Prince George's Community College [PGCC] will be the recipient of a multi-million dollar cybersecurity grant that will likely benefit students far beyond the county's border.
That's because the $5 million grant will continue the work of the National CyberWatch Center, based at PGCC, which is seeking ways to train workers in the emerging cybersecurity field and raise awareness about the need for a qualified workforce.
Casey O'Brien, director of the center, said there's a "huge shortage" of qualified personnel in the cybersecurity field on a national level.
The $5 million funding from the National Science Foundation [NSF] will extend for the next four years the work of the center, which received its first NSF grant in 2005. PGCC is the lead institution for the center, a collaboration of 95 colleges and universities in 29 states and Washington, D.C. The mission of the center is to advance cybersecurity education by leading joint efforts to strengthen the national cybersecurity workforce.
O'Brien said the shortage of experienced workers in the region of Northern Virginia, Baltimore and Washington, D.C. is particularly acute due to the security clearance required for many of the positions.
"That narrows the talent pool," said O'Brien.
While solid numbers are difficult to come by, O'Brien said he's heard the range of 30,000 to 60,000 qualified workers needed discussed.
With cybersecurity being such an emerging field, there's a multitude of areas that require study, development and promotion such as curriculum and instructors, job titles and descriptions, tracks to get young people into the pipeline that will lead to training and qualification.
O'Brien said that similar to the aviation industry not all jobs in cybersecurity require four-year degrees.
"Not everyone is a pilot," he said.
And O'Brien added that community colleges – with their emphasis on workforce development – are ideal vehicles to advance cybersecurity education.
"The award is a testament to the hard work and accomplishments of the CyberWatch team at Prince George's Community College," said Charlene M. Dukes, president of PGCC. "The grant extends the CyberWatch Center's scope and prominence and serves as validation of the great work already done."
O'Brien said cybersecurity involves safeguarding "information assets wherever they are stored" and the field touches on technology, policy, intellectual property, software, hardware and networking.

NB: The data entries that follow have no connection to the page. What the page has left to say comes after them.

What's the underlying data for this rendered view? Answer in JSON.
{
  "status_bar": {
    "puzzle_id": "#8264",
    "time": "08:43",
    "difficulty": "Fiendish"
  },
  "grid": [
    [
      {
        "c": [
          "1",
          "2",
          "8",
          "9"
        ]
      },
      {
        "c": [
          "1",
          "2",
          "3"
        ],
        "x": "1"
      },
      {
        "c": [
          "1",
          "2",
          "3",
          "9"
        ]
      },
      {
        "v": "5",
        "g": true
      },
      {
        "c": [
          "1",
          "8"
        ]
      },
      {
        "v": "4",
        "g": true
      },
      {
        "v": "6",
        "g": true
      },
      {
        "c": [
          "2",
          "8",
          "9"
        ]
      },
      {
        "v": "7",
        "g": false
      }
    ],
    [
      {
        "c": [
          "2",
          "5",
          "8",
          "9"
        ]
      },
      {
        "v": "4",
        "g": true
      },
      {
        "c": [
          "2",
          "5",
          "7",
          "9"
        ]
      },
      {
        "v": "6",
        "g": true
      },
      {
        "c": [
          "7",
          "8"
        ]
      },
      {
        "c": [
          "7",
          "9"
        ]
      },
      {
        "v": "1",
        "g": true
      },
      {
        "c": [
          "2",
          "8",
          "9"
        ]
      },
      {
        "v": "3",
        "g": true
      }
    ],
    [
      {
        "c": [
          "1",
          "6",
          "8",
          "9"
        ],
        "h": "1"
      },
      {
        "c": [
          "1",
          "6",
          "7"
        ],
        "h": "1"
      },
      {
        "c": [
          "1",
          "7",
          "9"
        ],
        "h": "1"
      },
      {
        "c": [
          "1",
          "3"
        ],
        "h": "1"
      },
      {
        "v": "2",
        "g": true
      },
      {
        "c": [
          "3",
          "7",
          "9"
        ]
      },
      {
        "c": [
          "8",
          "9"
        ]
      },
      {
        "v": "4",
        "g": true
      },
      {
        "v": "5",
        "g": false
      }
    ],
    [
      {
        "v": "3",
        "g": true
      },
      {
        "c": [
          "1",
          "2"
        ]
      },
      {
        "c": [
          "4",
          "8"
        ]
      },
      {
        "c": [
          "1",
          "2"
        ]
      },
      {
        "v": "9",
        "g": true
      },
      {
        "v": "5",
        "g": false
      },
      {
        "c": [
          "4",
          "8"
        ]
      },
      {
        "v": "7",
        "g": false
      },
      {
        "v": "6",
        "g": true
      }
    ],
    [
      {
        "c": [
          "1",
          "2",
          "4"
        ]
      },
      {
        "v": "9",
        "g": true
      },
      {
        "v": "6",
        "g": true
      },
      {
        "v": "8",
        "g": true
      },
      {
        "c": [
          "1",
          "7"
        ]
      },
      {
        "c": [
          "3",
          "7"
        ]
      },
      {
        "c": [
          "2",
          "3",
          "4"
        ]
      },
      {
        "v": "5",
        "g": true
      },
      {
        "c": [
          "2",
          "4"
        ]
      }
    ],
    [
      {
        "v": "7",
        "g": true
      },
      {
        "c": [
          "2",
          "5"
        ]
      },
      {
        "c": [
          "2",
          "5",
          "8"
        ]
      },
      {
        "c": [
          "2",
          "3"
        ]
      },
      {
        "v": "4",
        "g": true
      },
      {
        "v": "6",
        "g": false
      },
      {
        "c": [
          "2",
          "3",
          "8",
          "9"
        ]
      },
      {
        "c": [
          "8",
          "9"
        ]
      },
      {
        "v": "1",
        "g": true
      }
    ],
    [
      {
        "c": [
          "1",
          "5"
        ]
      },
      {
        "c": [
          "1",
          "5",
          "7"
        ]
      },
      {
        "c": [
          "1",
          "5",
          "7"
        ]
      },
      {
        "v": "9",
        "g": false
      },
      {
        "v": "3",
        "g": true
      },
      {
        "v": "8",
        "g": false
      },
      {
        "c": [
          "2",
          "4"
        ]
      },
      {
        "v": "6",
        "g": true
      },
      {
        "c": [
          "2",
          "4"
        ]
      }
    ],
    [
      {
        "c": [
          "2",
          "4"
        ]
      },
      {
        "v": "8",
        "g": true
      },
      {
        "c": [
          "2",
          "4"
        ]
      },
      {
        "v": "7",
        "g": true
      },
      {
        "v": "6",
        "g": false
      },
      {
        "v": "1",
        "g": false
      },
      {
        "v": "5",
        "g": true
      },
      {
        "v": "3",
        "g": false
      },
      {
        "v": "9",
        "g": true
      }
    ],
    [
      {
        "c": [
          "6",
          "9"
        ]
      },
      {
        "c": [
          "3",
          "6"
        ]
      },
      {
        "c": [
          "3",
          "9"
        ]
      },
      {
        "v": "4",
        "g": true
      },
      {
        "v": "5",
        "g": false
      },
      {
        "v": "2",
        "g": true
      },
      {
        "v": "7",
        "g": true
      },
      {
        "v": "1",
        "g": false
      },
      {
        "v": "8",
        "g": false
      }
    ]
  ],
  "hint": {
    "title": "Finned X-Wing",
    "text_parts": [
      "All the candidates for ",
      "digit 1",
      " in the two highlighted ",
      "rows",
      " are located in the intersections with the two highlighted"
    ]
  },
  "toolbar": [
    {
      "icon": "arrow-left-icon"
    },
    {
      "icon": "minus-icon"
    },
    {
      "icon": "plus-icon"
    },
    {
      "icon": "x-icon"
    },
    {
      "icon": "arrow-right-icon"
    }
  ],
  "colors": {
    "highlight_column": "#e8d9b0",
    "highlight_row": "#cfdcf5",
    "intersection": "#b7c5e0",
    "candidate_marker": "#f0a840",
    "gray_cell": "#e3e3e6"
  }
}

With more and more devices such as tablets, mobile phones, home appliances and security systems being inter-connected it's going to be critical that knowledgeable people understand the associated risks and ways to protect privacy and intellectual property, he said.
The center is also looking for ways to integrate cybersecurity topics into the existing school curriculum such as in math, psychology and business classes. The center also wants to evaluate successful cybersecurity education and awareness programs already in existence throughout the country to determine if they can be replicated elsewhere.
O'Brien said one good example of this is a Los Angeles high school that has held cybersecurity competitions and is reaching underserved populations. He said that program could be a model for a pilot in another part of the country.
Asked if $5 million will adequately address this national initiative, O'Brien said, "while it's a sizeable chunk of money, it really goes fast."